I hope I have many more opportunities to pay tribute to my long-suffering, immensely patient, and beautiful partner. She and the kids are the loves of my life, and I am a better person with them in my life.

Our last two anniversaries:

Categories
Events and Life Mindsets

When kids start treating the staff poorly

Reconcilable Differences #66, titled “Inherent Injustice”, is both hilarious and cringeworthy for parents. The hosts, Merlin Mann and John Siracusa, were talking about raising young kids, setting examples for them, and issuing parental edicts.

I started giggling at around 31 minutes when they were discussing how kids seem to struggle with this idea that their parents are not servants who exist to cater for their every whim. I had to share this:

I had another laugh at about 1:01:30 when Mann and Siracusa started talking about resolving inconsistencies in rules that parents make for kids. I definitely have a preference for Siracusa’s approach. As with terrorists, there are times when you just don’t negotiate with kids about rules.

This was probably one of the funniest discussions I’ve heard for a while on this show. Even if you don’t listen to the show (and it can be an acquired taste), definitely spend a few minutes listening to these discussions.

Categories
Events and Life Mindsets

Being a parent gives you superpowers

Parents often tell their kids they have superpowers of some sort. My favourite myth (which may actually be true) is that mothers can see through walls and whatever our kids are doing on the other side of those walls.

Fortunately kids believe this long enough to give us time to come up with something more plausible (and similarly effective) as they grow older.

Leaving aside the myths, there are times I think we really do develop some kinds of superpowers as parents.

One of my superpowers is the ability to hear a crying child over some background noise (in my case a fan in our bedroom) in the middle of the night and be on my feet and in my child’s bedroom before my conscious mind has even realised that I’m awake.

That sort of thing still amazes me after more than 9 years.

Image credit: Chris Barbalis

Categories
Events and Life Mindsets

Being a Dad is mostly the stuff you didn’t intend doing

Laura-Kim has been publishing a series of Father’s Day posts and she asked me to make a contribution so I wrote a post titled “Being a Dad” one afternoon, while I was sitting at a park with our kids.

The thing with “Dad posts”, especially when they are written for a Father’s Day series, is that it is tempting to delve into the profundity of fatherhood. I’ve certainly written those posts before.

Fatherhood is what happens when our kids disrupt our plans

This time around, I wanted to focus on an aspect of fatherhood we often don’t focus on because, well, it’s a little embarrassing. You know that saying that “(l)ife is what happens to us while we are making other plans”?

It occurred to me that much of being a Dad is like that. We have things we want to do, either with our kids or on our own, and those things are often not what our kids want to do.

I thought I had something meaningful, profound even, to share about the magic of being a Dad and then I was interrupted.

I was at the park with my daughter at the time.
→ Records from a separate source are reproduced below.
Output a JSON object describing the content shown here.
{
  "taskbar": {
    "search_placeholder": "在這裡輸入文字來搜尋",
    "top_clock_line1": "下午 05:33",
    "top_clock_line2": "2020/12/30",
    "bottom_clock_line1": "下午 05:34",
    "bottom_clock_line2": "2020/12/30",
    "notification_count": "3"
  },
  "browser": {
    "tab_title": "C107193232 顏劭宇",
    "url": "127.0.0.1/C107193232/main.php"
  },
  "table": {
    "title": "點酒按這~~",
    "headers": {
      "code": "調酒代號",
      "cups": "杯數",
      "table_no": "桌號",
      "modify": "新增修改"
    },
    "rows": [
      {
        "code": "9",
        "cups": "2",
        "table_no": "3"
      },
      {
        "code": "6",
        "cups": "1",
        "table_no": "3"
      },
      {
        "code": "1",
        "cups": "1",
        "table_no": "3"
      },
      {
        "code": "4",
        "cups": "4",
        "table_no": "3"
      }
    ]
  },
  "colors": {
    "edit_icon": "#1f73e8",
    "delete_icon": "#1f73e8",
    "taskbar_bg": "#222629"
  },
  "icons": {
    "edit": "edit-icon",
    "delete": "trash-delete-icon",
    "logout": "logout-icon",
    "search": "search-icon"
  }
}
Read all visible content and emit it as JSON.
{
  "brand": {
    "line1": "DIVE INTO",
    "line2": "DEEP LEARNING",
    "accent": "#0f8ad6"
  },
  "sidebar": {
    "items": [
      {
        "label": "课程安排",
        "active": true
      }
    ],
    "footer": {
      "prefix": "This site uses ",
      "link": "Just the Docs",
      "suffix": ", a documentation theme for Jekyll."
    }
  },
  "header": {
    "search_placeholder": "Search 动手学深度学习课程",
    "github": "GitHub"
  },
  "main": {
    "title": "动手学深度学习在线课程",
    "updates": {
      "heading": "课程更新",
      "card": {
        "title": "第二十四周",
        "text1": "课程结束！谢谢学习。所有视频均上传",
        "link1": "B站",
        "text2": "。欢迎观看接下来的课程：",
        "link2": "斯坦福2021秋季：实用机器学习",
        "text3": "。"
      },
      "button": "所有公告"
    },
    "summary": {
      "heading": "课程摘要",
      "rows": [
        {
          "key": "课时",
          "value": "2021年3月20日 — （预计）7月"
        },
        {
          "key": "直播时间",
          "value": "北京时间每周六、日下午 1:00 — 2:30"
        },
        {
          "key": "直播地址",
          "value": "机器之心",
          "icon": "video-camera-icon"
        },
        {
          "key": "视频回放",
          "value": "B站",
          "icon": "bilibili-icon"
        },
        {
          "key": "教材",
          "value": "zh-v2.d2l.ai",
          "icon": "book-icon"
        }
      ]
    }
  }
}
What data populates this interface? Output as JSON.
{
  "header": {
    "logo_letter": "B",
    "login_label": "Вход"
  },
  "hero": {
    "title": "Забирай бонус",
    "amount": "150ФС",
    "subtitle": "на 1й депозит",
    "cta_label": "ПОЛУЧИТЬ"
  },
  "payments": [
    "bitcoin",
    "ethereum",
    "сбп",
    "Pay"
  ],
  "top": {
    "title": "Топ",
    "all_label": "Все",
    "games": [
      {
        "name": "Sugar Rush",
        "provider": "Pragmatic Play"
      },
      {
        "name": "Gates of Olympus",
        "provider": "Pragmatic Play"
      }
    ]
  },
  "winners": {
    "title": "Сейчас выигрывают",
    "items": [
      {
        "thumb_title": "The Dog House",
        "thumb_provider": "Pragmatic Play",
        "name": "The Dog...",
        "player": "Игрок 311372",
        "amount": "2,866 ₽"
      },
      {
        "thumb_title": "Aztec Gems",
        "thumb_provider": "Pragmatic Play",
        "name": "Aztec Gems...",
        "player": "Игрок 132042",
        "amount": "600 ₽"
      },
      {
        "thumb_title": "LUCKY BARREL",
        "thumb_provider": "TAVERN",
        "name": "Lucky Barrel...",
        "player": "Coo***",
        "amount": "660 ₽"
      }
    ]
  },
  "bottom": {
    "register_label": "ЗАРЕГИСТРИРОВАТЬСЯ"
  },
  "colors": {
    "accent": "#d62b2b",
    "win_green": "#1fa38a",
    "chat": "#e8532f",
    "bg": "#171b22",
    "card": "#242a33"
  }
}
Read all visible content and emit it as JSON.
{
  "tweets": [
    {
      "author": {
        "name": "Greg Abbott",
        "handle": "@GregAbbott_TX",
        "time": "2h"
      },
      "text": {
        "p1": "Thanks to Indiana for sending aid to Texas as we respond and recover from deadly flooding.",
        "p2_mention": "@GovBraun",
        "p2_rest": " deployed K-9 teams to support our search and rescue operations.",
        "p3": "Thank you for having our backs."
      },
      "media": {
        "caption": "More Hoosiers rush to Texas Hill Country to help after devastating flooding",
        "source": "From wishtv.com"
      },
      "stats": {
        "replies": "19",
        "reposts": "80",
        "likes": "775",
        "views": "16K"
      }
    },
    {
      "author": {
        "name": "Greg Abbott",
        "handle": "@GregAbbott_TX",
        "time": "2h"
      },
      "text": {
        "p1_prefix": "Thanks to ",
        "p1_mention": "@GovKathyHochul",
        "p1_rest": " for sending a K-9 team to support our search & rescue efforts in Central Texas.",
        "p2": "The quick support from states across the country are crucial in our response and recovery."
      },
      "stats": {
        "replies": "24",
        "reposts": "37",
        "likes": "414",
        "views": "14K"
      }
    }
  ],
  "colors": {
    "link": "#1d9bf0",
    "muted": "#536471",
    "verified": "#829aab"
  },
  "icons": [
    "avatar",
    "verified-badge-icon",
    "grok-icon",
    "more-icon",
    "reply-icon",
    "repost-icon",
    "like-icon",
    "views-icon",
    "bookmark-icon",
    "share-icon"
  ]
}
She asked to push her on the swings and I lost my tenuous link to what I thought would become a deep insight into the source of the magic of fatherhood.

As I pushed her higher and higher (these kids are crazy) I tried to remember where my thought train was derailed and failed. Instead I found myself captivated by the sunlight in my little girl’s hair and I realised that she isn’t such a little girl anymore. When did that happen?

Instead, our kids have a tendency to pull us out of our plans and send us down another path (usually a paved path in a park towards an inadequate hiding place). Sometimes being a Dad is recognising that our kids’ impromptu plans are the more important ones.

With that, here is my post. I hope you enjoy it (I certainly enjoyed writing it):

http://www.harassedmom.co.za/being-a-dad

When you are finished reading my post, go read the other Dads’ contributions to Laura-Kim’s series: